Ok, there was significant IO and IO waits and I tweaked and tested a lot. I also used the mysqltuner script to get ideas about what I still could improve.
Apparently, MySQL updates to the oc_filecache table where the main cause for this.
The only setting which really made a difference was to set
to 0 or 2. Even with this setting, it’s still quite slow, but some orders of a magnitude faster and the IO load caused by MySQL got reduced significantly.
(Addendum: It looks like davfs2 or maybe the specific combination of davfs2 and NextCloud WebDAV has to be blamed for the terrible performance. Using Windows Explorer or Konqueror “webdavs://” URLs, access to and navigation through WebDAV is actually quite fast, comparable to the NextCloud web interface. I didn’t perform any transfer / throughput tests, though.) Not sure what davfs2 is doing there. :-/ But maybe it shouldn’t be recommended as a client in the documentation then…)

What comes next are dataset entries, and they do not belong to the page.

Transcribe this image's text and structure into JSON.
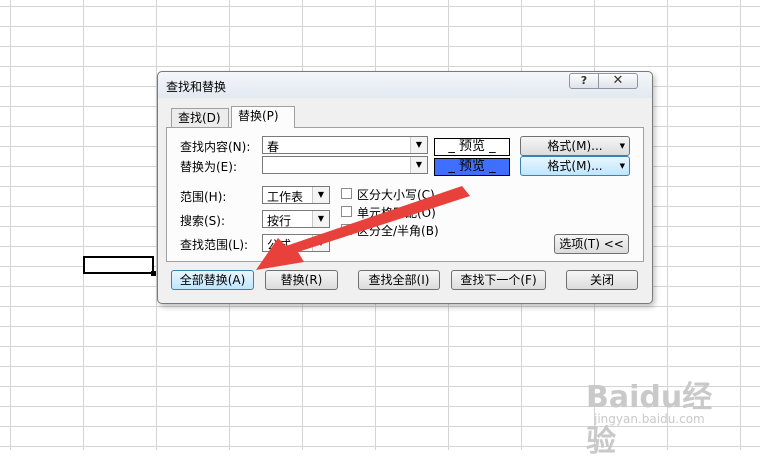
{
  "dialog": {
    "title": "查找和替换",
    "help_button": "?",
    "close_button": "✕",
    "tabs": [
      {
        "label": "查找(D)",
        "active": false
      },
      {
        "label": "替换(P)",
        "active": true
      }
    ],
    "find_label": "查找内容(N):",
    "find_value": "春",
    "replace_label": "替换为(E):",
    "replace_value": "",
    "preview_text": "_ 预览 _",
    "format_button": "格式(M)...",
    "scope_label": "范围(H):",
    "scope_value": "工作表",
    "search_label": "搜索(S):",
    "search_value": "按行",
    "lookin_label": "查找范围(L):",
    "lookin_value": "公式",
    "options": [
      {
        "label": "区分大小写(C)",
        "checked": false
      },
      {
        "label": "单元格匹配(O)",
        "checked": false
      },
      {
        "label": "区分全/半角(B)",
        "checked": false
      }
    ],
    "options_button": "选项(T) <<",
    "buttons": {
      "replace_all": "全部替换(A)",
      "replace": "替换(R)",
      "find_all": "查找全部(I)",
      "find_next": "查找下一个(F)",
      "close": "关闭"
    }
  },
  "annotation": {
    "arrow_color": "#e8413b"
  },
  "watermark": {
    "brand": "Baidu经验",
    "url": "jingyan.baidu.com"
  }
}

Apparently, NextCloud executes many micro-transactions if WebDAV operations are performed, which really hit the DB server. The impact of this probably also has to do with the DB’s backend storage’s characteristics. In my case, the storage is backed by a synced DRBD (replicated/distributed block device) device, which probably is close to the worst case scenario if it comes to fsync latency/performance, as the block device has to wait for confirmation from the mirror before reporting “success”.
As I understand, the drawback of the DB config adjustment I did is the loss of guaranteed ACID integrity in case of a kernel / system crash, which also does not sound like a good solution. For the oc_filecache table alone, this probably would not matter too much, but the innodb_flush_log_at_trx_commit setting affects the whole MariaDB server with all databases running on it, so it really appears to be a big compromise to me…
Are there any other options to optimize oc_filecache performance? I wonder if I’m the only one who experiences those performance issues - or maybe noone actually uses WebDAV access to the files managed by NextCloud? Though this also sounds very unlikely to me, so I would expect configuration hints or howtos already in the official documentation (“What to do to actually get usable WebDAV performance from NextCloud”) or at least in many third-party blogs or the like, but this doesn’t seem to be the case…